🚶🏻♀️ The Long And Winding Road...
2004, 2-8 players
Tsuro is another instance of what's referred to as a "filler" game--something to kill time between bigger games while other tables finish up. It plays in about fifteen minutes and doesn't require a whole lot of brain space, but it's still fun and challenging in its own way.
Let's See It In Action
In Tsuro, you and one to seven friends will take turns laying out the path ahead of you, trying to make it last as long as possible, and managing how it effects the other people you run across. So... a metaphor for life.
The game is played on a 6x6 grid. Each player starts at the edge of the board in the position of their choosing. On your turn, you place a tile from your hand in front of you and then follow the path until it runs out.

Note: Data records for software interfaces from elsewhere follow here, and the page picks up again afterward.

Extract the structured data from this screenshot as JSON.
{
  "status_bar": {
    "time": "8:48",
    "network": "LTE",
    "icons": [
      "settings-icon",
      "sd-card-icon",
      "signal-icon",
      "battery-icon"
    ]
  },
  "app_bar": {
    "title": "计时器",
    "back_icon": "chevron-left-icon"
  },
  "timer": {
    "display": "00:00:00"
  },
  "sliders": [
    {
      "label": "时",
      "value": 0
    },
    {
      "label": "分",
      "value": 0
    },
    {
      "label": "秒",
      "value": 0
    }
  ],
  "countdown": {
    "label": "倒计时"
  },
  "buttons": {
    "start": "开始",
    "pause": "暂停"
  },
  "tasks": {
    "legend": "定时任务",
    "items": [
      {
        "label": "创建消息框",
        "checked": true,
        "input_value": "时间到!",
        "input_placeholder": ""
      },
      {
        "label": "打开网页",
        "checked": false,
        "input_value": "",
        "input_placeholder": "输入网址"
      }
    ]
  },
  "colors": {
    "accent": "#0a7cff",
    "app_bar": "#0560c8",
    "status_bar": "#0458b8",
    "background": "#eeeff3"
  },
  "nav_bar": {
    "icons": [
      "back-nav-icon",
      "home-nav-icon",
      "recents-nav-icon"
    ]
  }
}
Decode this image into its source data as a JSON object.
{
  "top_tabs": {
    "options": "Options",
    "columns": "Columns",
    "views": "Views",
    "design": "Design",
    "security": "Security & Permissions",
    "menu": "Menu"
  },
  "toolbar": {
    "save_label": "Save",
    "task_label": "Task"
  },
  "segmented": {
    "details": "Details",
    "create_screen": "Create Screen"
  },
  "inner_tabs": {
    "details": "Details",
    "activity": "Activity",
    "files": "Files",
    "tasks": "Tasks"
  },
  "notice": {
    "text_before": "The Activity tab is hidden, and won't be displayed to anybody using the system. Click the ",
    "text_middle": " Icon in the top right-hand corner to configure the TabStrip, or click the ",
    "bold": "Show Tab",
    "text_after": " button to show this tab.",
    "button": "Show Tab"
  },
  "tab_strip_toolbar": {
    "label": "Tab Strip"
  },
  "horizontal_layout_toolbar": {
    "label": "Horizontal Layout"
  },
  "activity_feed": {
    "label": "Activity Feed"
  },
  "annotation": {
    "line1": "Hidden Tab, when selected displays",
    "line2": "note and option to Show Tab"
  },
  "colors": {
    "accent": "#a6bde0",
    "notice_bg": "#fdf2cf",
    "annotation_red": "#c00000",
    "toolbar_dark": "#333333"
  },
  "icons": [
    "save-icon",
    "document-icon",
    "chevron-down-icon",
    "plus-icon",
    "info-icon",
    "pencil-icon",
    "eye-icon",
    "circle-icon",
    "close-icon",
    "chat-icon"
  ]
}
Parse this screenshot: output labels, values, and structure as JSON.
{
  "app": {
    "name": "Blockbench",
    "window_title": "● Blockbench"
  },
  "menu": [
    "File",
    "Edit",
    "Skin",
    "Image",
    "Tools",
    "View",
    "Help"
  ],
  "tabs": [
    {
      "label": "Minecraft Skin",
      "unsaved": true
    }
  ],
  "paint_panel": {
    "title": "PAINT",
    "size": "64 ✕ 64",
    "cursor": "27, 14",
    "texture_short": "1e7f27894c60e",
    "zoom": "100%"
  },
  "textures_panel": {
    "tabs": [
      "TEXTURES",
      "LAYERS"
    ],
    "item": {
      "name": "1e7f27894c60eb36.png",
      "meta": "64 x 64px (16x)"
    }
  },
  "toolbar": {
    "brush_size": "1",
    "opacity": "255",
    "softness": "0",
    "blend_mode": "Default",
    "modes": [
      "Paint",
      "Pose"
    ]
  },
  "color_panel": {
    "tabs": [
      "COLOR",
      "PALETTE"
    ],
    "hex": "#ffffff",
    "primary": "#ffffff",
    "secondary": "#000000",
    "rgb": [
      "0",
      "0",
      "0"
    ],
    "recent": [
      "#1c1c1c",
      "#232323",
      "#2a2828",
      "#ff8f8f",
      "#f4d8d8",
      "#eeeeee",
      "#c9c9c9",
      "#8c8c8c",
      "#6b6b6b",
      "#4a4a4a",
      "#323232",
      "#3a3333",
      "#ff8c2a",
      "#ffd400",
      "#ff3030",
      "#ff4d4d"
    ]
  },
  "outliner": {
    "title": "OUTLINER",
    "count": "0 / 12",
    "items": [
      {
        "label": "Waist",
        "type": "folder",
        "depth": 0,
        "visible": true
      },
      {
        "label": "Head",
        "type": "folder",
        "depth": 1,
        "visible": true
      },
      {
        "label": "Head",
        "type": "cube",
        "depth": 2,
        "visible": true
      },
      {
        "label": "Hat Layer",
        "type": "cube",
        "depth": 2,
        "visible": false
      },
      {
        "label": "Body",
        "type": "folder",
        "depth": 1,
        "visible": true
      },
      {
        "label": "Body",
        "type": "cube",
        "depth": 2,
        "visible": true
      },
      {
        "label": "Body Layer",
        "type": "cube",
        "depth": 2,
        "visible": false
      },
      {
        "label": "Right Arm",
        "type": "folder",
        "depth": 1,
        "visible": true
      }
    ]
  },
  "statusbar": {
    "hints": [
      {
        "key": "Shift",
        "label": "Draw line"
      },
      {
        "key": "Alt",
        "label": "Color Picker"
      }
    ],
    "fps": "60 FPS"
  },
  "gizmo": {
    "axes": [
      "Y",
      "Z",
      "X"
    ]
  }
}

If your tile advances you onto another tile that's already in play, you keep following the path. If you run off the edge of the board, you're out.
Tiles are square, so they can be oriented in four different ways. Every tile will have exactly four paths on it, each one connected to two ends of the path. They can go straight across, turn, or even loop back on themselves.
Occasionally you will find yourself face to face with another player. When that happens, you play your tile, move yourself, and then move any other players that the tile has gone in front of. This is an excellent way to run other players off the board.
Be careful not to run into each other. Since you both started at the edge of the board, if your paths merge, that means you necessarily will be running off the edge of the board. But since the active player moves first, this means you will be eliminated first.
There are 36 squares on the board, but only 35 tiles, meaning it is theoretically possible to end the game in a tie. It also means that towards the end of the game, the draw pile will run out. If that happens, the active player takes the Dragon tile at the end of their turn. This is just to signify that they will be the next player to take tiles into their hand once there are more tiles available (read as: when other players are eliminated).
The game ends when all players but one have been eliminated. As in real life...
What Makes It So Good?
I've talked about this in other posts, but games are fundamentally about managing some kind of scarce resource. In Tsuro, that resource is "escape routes." Every square you enter has eight end-points, less the one you entered on. Of the remaining seven, how many of them will lead you back to an edge? As the game progresses, things are going to get tighter and tighter, meaning you have fewer escape routes and fewer tiles with which to wrangle them. This presents a few alternate strategies. Do you want to try to avoid other players and burn turns while they eliminate themselves, or would you want to race towards them to try and run them off the board?
One thing that really stands out about this game is that it is exactly as fun with two players as it is with eight. It scales very cleanly. The components are pretty nice, too, given the price point. The tokens that represent players are unique and have a nice feel to them--considering they could have just used meeples, that's a nice touch. The tiles have a good heft to them, and the art on the board is lovely.
What's Not To Like?
This is an abstract strategy game without a ton of randomization in it. So, while gameplay isn't anything at all like chess, it fits into a similar kind of brain-space, and if that doesn't sound appealing to you, you'll likely want to give this one a pass. On the first couple of playthroughs, the strategy isn't immediately obvious, which can make it feel like you're winning or losing arbitrarily. This could be frustrating to some players.
Is It Expansible?
There aren't any expansions, but there is a version called Tsuro Of The Seas that has a storm that moves around the board and picks up tiles. I haven't played it, but I tend to not like abstract strategy games that add extra randomization.
Final ThoughtsIt's a fun, simple, fast game that scales really well and offers some challenges despite its stripped-down rules.
Tune in next week when we discover the secrets of battle in War Chest...